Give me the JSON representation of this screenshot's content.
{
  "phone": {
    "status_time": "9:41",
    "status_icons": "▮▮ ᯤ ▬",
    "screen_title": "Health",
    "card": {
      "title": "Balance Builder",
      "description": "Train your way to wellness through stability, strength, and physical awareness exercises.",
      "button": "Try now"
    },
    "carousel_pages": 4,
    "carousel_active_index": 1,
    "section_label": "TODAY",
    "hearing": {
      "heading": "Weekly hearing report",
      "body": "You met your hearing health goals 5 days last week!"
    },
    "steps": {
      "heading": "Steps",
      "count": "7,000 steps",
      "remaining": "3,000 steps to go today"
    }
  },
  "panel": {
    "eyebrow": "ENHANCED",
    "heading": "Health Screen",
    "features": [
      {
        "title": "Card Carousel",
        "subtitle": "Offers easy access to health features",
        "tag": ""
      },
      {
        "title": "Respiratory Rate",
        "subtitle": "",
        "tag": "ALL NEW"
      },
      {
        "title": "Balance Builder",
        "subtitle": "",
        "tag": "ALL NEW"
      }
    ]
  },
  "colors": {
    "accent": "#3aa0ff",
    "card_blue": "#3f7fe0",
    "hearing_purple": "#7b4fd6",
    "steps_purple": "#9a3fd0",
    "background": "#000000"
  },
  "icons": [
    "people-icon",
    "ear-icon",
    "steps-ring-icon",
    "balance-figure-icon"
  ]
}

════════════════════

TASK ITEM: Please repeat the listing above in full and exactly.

RESPONSE TO THIS TASK:
Give me the JSON representation of this screenshot's content.
{
  "phone": {
    "status_time": "9:41",
    "status_icons": "▮▮ ᯤ ▬",
    "screen_title": "Health",
    "card": {
      "title": "Balance Builder",
      "description": "Train your way to wellness through stability, strength, and physical awareness exercises.",
      "button": "Try now"
    },
    "carousel_pages": 4,
    "carousel_active_index": 1,
    "section_label": "TODAY",
    "hearing": {
      "heading": "Weekly hearing report",
      "body": "You met your hearing health goals 5 days last week!"
    },
    "steps": {
      "heading": "Steps",
      "count": "7,000 steps",
      "remaining": "3,000 steps to go today"
    }
  },
  "panel": {
    "eyebrow": "ENHANCED",
    "heading": "Health Screen",
    "features": [
      {
        "title": "Card Carousel",
        "subtitle": "Offers easy access to health features",
        "tag": ""
      },
      {
        "title": "Respiratory Rate",
        "subtitle": "",
        "tag": "ALL NEW"
      },
      {
        "title": "Balance Builder",
        "subtitle": "",
        "tag": "ALL NEW"
      }
    ]
  },
  "colors": {
    "accent": "#3aa0ff",
    "card_blue": "#3f7fe0",
    "hearing_purple": "#7b4fd6",
    "steps_purple": "#9a3fd0",
    "background": "#000000"
  },
  "icons": [
    "people-icon",
    "ear-icon",
    "steps-ring-icon",
    "balance-figure-icon"
  ]
}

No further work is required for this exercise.